Records from a collection

-- Opening Marker --

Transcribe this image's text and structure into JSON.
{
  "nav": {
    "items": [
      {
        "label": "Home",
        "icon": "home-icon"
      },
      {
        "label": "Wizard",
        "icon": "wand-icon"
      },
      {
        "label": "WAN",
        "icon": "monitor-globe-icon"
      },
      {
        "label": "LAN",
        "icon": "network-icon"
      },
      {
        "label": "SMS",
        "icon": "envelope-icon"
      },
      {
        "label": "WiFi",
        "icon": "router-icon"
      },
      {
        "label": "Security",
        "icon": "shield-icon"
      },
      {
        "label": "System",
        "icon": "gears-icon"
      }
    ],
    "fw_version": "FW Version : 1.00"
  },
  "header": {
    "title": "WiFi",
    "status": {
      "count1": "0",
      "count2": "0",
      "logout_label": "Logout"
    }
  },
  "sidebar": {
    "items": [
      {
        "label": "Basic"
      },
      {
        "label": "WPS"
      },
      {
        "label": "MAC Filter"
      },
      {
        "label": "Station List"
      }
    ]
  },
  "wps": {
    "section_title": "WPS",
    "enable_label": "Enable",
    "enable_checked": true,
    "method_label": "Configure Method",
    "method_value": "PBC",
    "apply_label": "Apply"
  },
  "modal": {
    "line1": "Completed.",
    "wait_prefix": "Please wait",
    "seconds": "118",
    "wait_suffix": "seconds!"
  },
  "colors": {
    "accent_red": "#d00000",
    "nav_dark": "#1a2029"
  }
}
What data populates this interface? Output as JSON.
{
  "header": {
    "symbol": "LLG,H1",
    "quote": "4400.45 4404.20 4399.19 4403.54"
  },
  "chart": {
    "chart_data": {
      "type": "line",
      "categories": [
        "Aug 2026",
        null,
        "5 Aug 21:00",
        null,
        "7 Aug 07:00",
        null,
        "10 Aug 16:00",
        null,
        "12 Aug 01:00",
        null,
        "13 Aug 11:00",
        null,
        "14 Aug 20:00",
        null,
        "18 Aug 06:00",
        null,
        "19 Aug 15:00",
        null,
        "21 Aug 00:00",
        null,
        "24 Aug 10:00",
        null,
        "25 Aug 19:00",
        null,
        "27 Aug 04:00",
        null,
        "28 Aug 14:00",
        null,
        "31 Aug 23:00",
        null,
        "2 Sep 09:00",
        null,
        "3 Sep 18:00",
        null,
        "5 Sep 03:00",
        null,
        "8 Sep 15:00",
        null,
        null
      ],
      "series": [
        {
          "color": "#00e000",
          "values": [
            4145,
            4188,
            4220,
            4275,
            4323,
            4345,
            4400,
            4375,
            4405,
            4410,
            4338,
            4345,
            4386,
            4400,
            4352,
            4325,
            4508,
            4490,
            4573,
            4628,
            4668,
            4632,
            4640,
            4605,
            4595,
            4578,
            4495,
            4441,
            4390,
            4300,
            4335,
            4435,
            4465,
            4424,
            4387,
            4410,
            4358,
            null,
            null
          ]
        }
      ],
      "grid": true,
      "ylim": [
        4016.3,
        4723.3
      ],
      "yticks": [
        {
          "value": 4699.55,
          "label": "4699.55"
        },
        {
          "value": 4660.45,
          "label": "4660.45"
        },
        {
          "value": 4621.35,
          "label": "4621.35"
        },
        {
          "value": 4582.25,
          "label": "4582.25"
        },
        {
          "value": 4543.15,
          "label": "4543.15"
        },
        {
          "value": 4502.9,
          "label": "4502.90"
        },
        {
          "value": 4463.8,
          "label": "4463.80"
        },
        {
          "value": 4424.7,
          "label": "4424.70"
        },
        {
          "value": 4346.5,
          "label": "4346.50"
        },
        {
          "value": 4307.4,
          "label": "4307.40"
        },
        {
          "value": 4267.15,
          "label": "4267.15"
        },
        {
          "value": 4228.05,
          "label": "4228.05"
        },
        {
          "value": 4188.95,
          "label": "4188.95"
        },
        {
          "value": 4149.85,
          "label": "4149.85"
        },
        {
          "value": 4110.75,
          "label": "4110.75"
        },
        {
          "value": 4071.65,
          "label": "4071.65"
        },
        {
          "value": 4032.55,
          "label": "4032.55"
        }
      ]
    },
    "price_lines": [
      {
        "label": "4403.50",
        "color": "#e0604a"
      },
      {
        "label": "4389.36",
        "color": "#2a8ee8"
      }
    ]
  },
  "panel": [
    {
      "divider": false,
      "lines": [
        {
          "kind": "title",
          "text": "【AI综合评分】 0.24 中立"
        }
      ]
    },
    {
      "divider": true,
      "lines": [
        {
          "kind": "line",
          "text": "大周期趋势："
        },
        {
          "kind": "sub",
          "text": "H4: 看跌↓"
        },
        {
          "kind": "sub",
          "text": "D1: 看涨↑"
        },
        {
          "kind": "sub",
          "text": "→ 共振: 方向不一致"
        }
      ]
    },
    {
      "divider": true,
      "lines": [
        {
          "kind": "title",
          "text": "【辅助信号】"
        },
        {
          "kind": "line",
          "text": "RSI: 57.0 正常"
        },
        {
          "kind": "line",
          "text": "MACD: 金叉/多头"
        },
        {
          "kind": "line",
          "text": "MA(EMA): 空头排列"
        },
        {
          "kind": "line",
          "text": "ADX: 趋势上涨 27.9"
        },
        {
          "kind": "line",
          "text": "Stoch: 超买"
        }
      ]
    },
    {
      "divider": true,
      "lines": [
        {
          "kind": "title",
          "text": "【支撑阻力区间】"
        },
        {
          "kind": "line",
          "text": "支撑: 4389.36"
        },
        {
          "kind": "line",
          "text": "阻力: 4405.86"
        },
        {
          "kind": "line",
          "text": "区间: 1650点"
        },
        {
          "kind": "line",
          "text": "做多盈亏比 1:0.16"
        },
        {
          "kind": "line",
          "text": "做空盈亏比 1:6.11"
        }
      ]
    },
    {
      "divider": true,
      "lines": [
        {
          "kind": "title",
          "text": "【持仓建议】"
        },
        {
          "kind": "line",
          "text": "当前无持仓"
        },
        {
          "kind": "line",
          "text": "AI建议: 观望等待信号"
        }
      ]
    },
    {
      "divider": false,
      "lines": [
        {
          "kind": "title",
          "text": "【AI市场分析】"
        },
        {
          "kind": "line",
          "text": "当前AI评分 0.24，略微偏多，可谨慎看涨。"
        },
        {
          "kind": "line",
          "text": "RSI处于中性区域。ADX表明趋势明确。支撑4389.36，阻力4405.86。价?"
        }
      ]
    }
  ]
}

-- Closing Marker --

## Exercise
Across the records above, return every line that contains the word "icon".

## Response for this exercise
        "icon": "home-icon"
        "icon": "wand-icon"
        "icon": "monitor-globe-icon"
        "icon": "network-icon"
        "icon": "envelope-icon"
        "icon": "router-icon"
        "icon": "shield-icon"
        "icon": "gears-icon"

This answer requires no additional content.